**Exercise details**: If a line below includes the string "zoom", copy it.

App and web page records
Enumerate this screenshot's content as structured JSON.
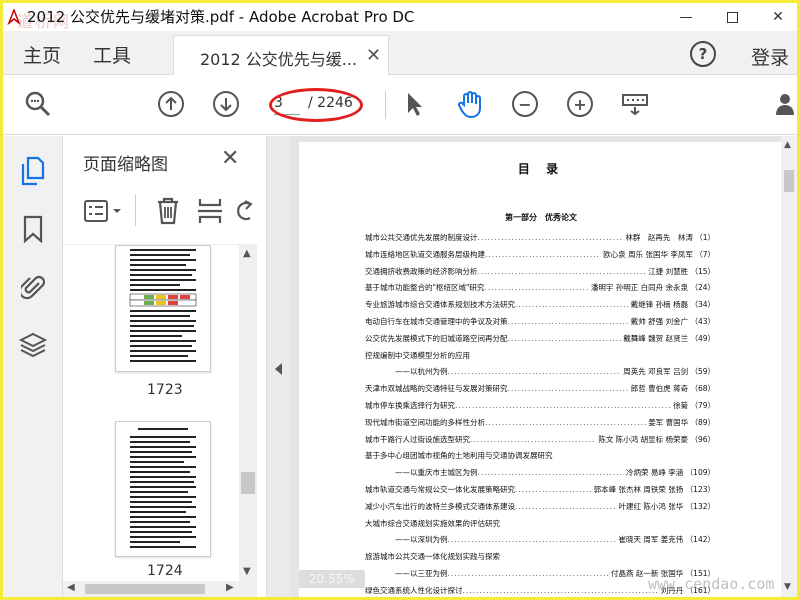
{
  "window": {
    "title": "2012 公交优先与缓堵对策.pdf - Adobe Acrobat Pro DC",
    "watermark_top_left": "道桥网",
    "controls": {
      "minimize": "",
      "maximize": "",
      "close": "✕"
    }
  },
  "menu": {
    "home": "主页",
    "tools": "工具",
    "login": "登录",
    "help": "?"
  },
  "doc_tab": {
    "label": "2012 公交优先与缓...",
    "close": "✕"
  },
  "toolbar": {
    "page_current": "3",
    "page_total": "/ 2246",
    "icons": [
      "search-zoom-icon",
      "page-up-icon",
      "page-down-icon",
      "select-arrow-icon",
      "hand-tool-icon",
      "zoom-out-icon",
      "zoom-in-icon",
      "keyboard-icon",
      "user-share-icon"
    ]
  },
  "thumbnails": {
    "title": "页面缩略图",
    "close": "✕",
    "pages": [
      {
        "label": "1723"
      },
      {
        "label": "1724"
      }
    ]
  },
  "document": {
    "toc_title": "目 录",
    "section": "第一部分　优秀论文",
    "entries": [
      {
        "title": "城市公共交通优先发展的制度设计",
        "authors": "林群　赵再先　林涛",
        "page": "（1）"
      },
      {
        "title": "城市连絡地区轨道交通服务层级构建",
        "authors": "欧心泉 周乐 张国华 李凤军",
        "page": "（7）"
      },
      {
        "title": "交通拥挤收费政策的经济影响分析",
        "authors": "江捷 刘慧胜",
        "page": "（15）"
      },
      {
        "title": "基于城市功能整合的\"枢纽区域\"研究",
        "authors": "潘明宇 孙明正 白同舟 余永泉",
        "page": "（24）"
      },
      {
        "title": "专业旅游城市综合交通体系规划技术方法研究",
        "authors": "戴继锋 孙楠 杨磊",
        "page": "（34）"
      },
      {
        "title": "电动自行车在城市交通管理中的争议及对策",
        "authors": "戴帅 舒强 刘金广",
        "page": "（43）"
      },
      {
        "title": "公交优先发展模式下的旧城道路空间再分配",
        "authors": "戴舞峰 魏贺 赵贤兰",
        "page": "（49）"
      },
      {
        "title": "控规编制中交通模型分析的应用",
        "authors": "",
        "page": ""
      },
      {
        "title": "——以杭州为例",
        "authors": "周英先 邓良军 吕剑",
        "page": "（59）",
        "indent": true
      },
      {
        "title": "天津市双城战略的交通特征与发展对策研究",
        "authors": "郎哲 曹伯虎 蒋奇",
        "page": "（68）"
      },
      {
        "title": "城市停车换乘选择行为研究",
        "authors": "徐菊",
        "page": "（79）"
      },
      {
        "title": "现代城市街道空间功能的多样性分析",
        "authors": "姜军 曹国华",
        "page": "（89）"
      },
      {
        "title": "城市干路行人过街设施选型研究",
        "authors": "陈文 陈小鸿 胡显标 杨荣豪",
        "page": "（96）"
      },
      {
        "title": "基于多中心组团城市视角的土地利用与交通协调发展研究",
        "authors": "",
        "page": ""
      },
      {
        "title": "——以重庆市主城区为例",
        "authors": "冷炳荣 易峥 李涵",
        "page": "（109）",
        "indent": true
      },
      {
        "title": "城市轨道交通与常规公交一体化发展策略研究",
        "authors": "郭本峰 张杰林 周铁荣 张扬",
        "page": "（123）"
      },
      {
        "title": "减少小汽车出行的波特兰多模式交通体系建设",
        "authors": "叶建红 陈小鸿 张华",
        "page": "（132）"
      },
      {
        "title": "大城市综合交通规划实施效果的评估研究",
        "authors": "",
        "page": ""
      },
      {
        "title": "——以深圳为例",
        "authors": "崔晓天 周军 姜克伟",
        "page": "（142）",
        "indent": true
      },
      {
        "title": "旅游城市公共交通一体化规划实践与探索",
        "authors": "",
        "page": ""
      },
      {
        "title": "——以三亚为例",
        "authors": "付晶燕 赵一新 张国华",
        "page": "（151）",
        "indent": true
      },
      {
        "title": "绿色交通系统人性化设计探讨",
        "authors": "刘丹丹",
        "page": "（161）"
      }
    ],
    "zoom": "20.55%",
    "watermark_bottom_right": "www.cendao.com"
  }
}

**Solved problem**:
      "search-zoom-icon",
      "zoom-out-icon",
      "zoom-in-icon",
    "zoom": "20.55%",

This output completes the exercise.